Required work
Gather each line containing the string "find" from these entries.

Records excerpted from a collection:
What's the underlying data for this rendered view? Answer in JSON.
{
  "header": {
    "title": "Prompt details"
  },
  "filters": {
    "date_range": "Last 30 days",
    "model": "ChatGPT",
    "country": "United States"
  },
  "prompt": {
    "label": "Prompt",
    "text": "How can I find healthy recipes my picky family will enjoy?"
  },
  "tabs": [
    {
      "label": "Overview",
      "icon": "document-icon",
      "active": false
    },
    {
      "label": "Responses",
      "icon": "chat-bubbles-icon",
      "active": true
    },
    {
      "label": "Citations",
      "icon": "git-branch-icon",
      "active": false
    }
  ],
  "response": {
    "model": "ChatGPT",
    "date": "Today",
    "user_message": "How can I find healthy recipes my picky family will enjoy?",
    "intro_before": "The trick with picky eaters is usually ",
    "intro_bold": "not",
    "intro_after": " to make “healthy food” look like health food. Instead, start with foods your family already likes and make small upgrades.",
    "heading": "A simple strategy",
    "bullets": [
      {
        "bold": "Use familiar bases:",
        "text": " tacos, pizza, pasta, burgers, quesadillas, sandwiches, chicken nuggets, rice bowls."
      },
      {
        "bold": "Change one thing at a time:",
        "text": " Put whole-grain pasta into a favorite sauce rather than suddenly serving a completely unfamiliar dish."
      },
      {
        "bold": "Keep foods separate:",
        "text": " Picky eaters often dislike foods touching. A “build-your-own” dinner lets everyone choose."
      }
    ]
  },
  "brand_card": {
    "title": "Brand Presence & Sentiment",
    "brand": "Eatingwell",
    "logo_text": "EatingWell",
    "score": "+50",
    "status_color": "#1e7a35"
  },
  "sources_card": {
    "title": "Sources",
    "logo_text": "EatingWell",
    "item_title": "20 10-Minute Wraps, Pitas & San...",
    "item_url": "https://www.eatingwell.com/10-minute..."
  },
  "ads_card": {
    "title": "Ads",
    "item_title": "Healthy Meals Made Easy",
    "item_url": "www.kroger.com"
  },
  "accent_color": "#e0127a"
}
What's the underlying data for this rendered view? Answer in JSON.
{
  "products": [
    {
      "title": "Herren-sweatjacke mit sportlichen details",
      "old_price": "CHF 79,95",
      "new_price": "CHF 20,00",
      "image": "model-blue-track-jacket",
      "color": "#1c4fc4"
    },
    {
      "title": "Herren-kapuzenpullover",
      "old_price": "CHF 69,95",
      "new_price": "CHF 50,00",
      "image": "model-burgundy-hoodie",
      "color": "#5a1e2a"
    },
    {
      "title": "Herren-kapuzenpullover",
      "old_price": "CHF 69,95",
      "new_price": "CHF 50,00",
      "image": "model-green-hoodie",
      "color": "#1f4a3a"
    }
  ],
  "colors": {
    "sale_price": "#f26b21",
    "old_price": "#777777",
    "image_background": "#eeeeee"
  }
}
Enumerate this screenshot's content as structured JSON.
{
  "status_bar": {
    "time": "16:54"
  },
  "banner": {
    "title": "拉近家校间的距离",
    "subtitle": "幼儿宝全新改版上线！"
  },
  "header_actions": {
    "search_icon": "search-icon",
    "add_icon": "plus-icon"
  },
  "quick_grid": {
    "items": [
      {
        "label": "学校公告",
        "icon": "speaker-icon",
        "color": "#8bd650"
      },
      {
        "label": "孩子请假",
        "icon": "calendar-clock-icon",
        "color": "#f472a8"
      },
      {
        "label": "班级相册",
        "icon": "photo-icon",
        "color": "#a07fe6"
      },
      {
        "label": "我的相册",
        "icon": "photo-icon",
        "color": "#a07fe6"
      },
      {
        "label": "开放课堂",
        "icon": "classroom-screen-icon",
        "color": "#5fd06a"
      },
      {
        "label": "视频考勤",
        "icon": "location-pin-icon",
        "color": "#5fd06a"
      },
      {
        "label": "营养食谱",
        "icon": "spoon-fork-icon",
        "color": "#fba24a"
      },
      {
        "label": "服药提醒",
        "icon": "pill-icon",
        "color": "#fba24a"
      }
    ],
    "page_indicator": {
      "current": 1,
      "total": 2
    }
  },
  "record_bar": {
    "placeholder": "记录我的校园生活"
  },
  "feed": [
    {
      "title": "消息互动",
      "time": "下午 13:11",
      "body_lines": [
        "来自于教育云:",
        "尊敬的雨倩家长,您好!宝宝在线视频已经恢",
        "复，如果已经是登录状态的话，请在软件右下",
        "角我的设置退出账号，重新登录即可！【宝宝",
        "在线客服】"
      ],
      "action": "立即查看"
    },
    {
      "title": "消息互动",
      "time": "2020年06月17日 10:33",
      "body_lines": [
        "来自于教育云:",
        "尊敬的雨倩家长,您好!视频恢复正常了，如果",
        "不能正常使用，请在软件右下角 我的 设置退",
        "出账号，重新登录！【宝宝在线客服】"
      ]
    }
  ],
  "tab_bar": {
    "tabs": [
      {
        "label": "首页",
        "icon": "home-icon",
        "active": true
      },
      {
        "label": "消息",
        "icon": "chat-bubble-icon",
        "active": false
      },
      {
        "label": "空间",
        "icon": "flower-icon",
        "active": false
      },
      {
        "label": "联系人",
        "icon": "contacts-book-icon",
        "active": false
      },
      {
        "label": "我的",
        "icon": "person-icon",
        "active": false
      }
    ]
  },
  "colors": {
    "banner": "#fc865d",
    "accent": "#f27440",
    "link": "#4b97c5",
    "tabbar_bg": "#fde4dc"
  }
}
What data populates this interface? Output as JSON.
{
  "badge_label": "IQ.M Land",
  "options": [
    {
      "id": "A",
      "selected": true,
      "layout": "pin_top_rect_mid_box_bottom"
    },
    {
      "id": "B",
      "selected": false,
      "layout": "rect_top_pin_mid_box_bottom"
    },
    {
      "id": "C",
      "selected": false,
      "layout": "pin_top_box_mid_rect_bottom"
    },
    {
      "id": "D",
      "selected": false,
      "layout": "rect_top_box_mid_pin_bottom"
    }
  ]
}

Output of the task
    "text": "How can I find healthy recipes my picky family will enjoy?"
    "user_message": "How can I find healthy recipes my picky family will enjoy?",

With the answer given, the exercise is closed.